WHAT NEEDS TO BE DONE: Pick out the lines below that contain the string "when" and copy them all.
━━━ SOURCE INFORMATION ━━━
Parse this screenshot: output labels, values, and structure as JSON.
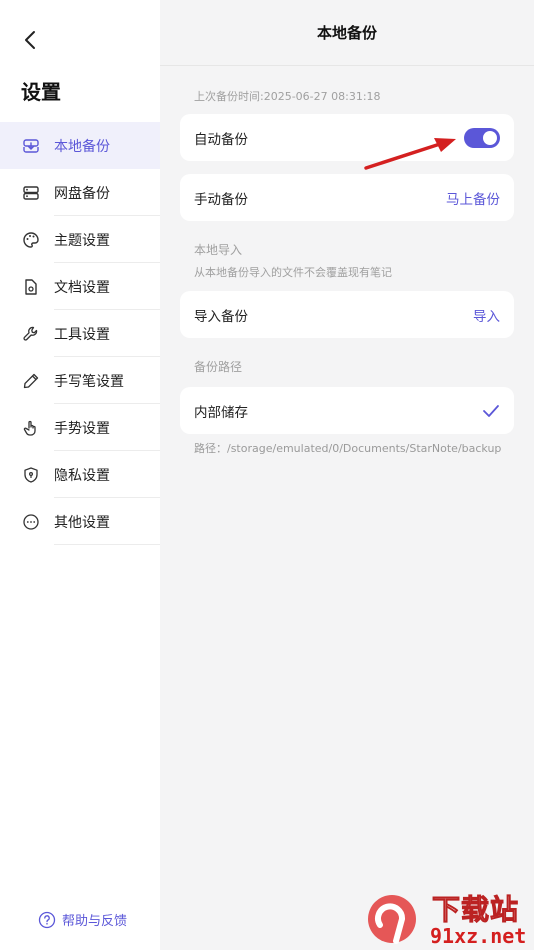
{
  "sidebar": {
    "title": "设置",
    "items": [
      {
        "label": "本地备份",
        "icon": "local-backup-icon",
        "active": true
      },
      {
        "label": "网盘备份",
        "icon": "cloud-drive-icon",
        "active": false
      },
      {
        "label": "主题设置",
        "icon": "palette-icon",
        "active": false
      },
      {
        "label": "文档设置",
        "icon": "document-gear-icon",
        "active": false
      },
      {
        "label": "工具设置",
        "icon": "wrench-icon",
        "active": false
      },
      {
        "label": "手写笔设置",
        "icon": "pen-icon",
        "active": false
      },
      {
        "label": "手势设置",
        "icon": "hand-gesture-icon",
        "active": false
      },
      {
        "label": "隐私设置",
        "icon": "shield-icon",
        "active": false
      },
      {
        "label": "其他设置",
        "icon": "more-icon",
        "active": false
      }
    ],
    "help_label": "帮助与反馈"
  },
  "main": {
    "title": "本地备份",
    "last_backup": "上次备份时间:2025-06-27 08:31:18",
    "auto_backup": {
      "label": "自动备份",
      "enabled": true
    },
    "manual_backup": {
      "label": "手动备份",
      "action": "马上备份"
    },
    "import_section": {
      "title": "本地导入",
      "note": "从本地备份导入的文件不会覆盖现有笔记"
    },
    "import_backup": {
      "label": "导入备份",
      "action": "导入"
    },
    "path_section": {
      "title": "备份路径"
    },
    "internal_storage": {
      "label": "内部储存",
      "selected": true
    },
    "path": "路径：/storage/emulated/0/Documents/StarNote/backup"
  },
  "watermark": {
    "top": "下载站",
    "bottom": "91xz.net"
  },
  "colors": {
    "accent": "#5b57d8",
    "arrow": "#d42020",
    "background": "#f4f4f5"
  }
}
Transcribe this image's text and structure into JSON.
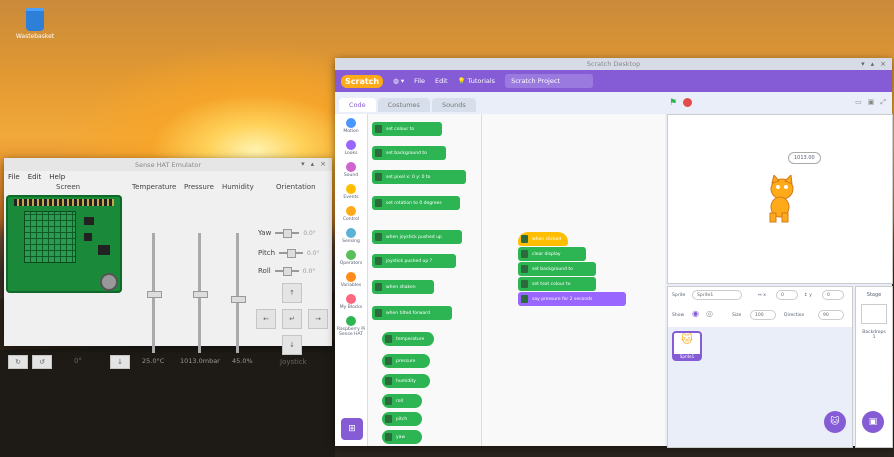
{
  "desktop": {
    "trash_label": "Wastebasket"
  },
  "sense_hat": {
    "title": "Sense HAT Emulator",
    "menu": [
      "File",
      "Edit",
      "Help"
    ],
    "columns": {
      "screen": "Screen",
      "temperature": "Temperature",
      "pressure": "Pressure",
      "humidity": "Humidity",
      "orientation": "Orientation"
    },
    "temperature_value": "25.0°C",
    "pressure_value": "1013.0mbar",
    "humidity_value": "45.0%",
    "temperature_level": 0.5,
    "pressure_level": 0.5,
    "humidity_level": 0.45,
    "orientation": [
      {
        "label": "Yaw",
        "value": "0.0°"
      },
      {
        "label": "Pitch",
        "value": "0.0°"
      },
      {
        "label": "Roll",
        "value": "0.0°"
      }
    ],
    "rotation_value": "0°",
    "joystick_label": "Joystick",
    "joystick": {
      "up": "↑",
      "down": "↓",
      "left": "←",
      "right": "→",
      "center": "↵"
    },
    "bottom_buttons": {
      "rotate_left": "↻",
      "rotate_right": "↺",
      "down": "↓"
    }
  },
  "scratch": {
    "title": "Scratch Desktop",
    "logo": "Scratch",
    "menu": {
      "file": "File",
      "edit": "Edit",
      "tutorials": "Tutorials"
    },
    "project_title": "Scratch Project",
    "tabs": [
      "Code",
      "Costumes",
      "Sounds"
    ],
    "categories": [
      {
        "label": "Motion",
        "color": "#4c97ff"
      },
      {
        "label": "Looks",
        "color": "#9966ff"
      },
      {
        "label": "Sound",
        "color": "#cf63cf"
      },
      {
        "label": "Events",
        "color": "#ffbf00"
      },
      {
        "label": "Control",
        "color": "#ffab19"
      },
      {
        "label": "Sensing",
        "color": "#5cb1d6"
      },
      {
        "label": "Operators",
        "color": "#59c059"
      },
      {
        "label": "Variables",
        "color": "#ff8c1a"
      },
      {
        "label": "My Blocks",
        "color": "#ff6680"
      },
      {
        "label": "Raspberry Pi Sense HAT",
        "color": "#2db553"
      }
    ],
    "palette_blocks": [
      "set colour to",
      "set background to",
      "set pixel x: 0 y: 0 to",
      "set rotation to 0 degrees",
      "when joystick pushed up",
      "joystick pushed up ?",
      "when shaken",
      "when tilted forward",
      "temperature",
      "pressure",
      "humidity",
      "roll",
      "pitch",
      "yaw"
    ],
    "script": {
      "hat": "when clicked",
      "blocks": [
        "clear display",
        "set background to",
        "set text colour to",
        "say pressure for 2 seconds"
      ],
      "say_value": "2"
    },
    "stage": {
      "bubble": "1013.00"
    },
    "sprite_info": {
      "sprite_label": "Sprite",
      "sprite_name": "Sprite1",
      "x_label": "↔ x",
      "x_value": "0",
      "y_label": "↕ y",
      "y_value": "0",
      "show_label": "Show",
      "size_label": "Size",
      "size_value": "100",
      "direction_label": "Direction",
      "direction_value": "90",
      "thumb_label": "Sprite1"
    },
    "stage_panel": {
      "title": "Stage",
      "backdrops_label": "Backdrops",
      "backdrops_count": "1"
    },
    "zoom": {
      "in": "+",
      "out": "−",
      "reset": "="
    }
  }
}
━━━
TASK RESPONSE:
      "when joystick pushed up",
      "when shaken",
      "when tilted forward",
      "hat": "when clicked",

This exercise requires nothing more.